15 of the best cycling tech for the serious rider

From the most dedicated athlete and fitness fanatic, to every school student and weekend warrior; riding a bike is one of life's greatest pleasures.

At some point in your life – usually when knee-high to a grasshopper – you will learn to balance your behind on a small seat AND pedal your feet AND steer with your arms. It's a coordination of joy that stays with you for life.

As we age and dedicate more time to work and family, while our leisure-time pursuits may take a back seat, cycling will always be there.

Now, with a little attention to your kit and a little patience building up the experience to tackle a variety of weather conditions, you can enjoy this sporty pursuit all year long.

Cold weather be damned

As the weather turns sour and thoughts of staying in on the weekend beckon, there are actually a number of ways to manage extremely low temperatures without, pardon the pun, losing your cool.

"The coldest I have experienced is -4°C," said John McDonough, Chief Operating Officer of Cycling Australia.

"However, this was on a dry day! When it is both cold and wet – that hurts more."

Rule of thumb: "Layer up. Focus on warm gear to keep mainly your feet, head and hands warm. Your core (body) stays warm if you keep your heart rate up, but without warm gear on your head, feet or hands, keeping your heart rate up doesn't seem to help much.
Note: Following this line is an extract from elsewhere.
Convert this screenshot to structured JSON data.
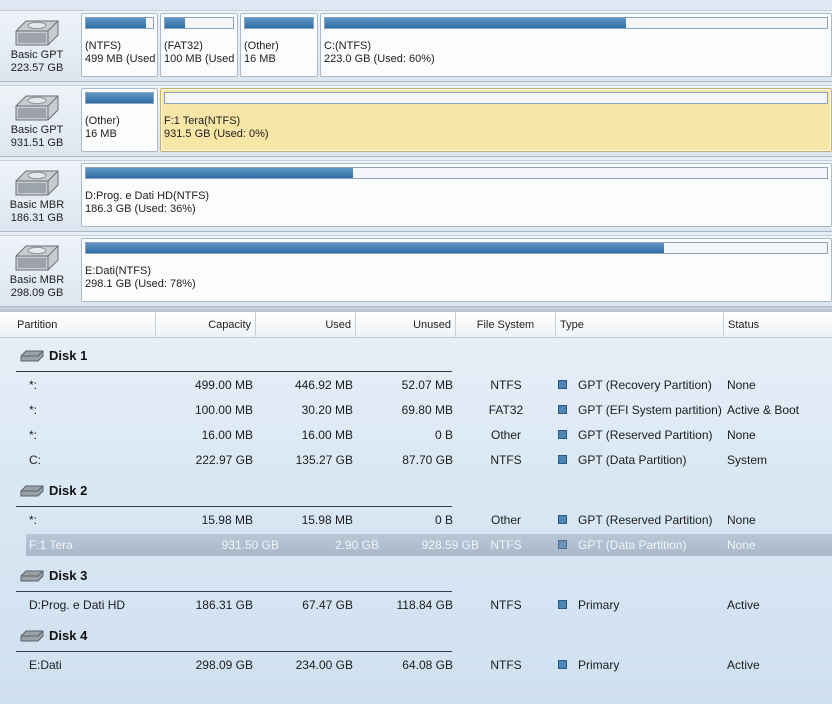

"If you want to ride in Victoria, you need to face [that it will get cold]," laughs McDonough. "In Queensland, you wait 15 minutes, or for the next day, and the weather fines up!"


Location, location, location

While it may provide a variety of benefits, you don't need a dedicated GPS to hit the open road. Your smartphone will do just fine.

"Google maps is pretty handy," said McDonough.

"GPS devices also have some routing features – whilst good, I find Google better; although this can be a little patchy if you're riding in poor network service areas."

The benefit of a dedicate device, however, is the added ability to do more than locate yourself.

"GPS devices – like Garmin or Wahoo – and social platforms (Strava) make it really simple and easy to get feedback on how you are going from a performance level; how hard your effort was; whether your times are improving," he adds.

"Then there are online training tools like Training Peaks that make it easy to plan and execute your performance improvement program and get feedback."

A way of life

If you plan on riding into the country or even travelling to another country to ride – which is a great way to enjoy fine weather, all-year long – make sure to spend a little time planning and pack the appropriate devices.

"If you don't want to do the research or take the risk of getting lost; hire a guide," suggests McDonough.

"Plenty of people offer this service in Europe for a fee."

Social media and online cyclist communities are also a great way to hook up with local groups or facilities that cater to your needs.

"Use your friend network to join a club ride or other ride with locals," advises McDonough. "Some regions support tourers more. For example, Noosa have online details of rides led by locals that tourists are welcome to join.

"Some hotels also offer more support for riders and are worth considering – this could include routes, bike storage, maintenance facilities or connecting you to ride guides."

No matter the weather, location or situation; with a little planning and preparation, you can enjoy life on two wheels anywhere, anytime.

Have a browse through the gallery above to choose the right gear to have you on the road in no time.

Note: ensure that any device attached to your helmet or bike does not interfere with your ability to cycle or remain aware of your surroundings.